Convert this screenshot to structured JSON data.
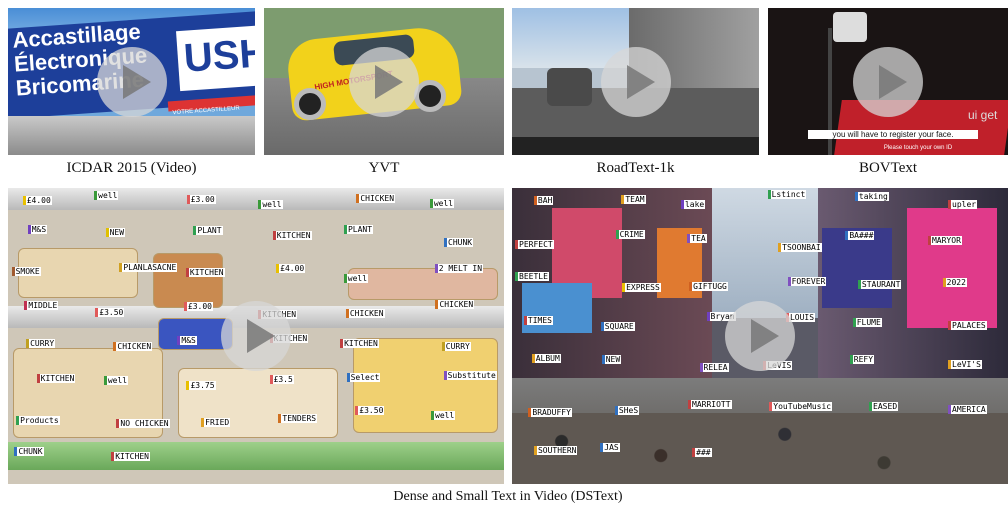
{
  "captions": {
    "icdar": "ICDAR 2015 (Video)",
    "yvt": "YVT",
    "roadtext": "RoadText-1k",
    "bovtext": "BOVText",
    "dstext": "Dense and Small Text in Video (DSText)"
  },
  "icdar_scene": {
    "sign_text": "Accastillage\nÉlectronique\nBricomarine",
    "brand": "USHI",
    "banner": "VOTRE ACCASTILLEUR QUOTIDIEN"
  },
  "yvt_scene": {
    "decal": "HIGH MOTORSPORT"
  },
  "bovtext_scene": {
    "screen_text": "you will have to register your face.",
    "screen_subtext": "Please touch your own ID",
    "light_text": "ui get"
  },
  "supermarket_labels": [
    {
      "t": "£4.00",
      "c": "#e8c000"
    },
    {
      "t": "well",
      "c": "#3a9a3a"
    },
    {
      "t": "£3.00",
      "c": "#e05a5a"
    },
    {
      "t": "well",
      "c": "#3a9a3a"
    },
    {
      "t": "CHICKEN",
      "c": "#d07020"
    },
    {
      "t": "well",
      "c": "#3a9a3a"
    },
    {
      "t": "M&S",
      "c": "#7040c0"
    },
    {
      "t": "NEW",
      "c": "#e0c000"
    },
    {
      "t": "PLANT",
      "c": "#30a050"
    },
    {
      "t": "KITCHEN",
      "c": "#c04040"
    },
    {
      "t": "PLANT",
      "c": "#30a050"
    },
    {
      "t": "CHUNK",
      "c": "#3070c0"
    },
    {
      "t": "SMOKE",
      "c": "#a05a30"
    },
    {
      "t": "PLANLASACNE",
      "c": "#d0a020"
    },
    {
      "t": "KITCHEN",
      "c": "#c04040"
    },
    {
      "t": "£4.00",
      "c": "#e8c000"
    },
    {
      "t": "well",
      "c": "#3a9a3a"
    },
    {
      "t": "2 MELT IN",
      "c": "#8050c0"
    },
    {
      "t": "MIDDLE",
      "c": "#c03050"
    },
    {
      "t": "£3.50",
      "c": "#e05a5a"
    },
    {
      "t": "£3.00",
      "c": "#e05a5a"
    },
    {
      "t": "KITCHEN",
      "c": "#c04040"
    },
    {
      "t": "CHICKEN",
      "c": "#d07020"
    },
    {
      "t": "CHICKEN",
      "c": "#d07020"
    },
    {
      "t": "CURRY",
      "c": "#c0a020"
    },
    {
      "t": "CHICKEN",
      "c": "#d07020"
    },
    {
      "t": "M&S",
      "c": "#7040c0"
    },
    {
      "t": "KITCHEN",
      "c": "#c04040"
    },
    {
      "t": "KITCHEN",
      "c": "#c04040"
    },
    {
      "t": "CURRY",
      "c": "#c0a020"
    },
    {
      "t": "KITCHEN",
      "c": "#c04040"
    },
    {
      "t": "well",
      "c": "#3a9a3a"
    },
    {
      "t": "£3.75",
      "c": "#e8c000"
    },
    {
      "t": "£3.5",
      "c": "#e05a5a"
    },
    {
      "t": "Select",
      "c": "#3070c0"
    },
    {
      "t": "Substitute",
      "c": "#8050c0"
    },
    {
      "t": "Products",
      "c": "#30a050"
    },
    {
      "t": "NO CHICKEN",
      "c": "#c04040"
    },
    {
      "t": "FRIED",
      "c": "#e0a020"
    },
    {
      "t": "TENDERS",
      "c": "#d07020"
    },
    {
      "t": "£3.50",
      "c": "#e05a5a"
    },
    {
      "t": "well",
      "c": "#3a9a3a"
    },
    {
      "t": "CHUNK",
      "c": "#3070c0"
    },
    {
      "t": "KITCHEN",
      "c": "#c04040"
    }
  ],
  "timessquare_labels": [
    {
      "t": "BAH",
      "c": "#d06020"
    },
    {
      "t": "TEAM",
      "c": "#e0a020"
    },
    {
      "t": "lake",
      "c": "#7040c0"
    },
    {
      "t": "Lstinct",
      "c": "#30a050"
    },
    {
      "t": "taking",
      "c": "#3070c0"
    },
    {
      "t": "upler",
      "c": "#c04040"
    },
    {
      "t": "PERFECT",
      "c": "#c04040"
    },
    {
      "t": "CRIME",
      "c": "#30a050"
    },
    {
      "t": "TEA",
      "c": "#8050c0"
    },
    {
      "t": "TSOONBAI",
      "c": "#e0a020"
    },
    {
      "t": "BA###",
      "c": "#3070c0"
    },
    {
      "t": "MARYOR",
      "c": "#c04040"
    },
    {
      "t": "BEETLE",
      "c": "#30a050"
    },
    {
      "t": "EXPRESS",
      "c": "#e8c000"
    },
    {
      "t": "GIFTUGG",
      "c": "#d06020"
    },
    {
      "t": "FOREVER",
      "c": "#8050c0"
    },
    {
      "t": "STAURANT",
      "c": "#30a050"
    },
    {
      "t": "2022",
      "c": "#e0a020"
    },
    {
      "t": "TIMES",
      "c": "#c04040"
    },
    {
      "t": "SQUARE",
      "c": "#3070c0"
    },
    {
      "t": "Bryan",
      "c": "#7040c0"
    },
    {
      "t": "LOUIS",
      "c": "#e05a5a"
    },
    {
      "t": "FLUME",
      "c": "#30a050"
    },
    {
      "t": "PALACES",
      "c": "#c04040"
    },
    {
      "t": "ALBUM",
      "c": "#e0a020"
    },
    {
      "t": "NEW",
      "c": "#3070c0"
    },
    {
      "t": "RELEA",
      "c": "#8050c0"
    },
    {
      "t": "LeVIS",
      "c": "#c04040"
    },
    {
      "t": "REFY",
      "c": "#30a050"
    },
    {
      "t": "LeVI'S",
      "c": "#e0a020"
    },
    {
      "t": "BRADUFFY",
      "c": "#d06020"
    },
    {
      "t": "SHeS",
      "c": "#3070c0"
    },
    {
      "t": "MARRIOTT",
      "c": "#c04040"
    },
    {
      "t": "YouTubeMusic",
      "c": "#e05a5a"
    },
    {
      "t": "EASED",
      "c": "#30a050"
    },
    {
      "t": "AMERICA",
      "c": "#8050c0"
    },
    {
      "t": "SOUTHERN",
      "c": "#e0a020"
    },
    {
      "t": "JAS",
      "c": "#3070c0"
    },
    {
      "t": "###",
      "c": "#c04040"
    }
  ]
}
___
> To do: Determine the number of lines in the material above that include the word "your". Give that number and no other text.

> Answer space: 2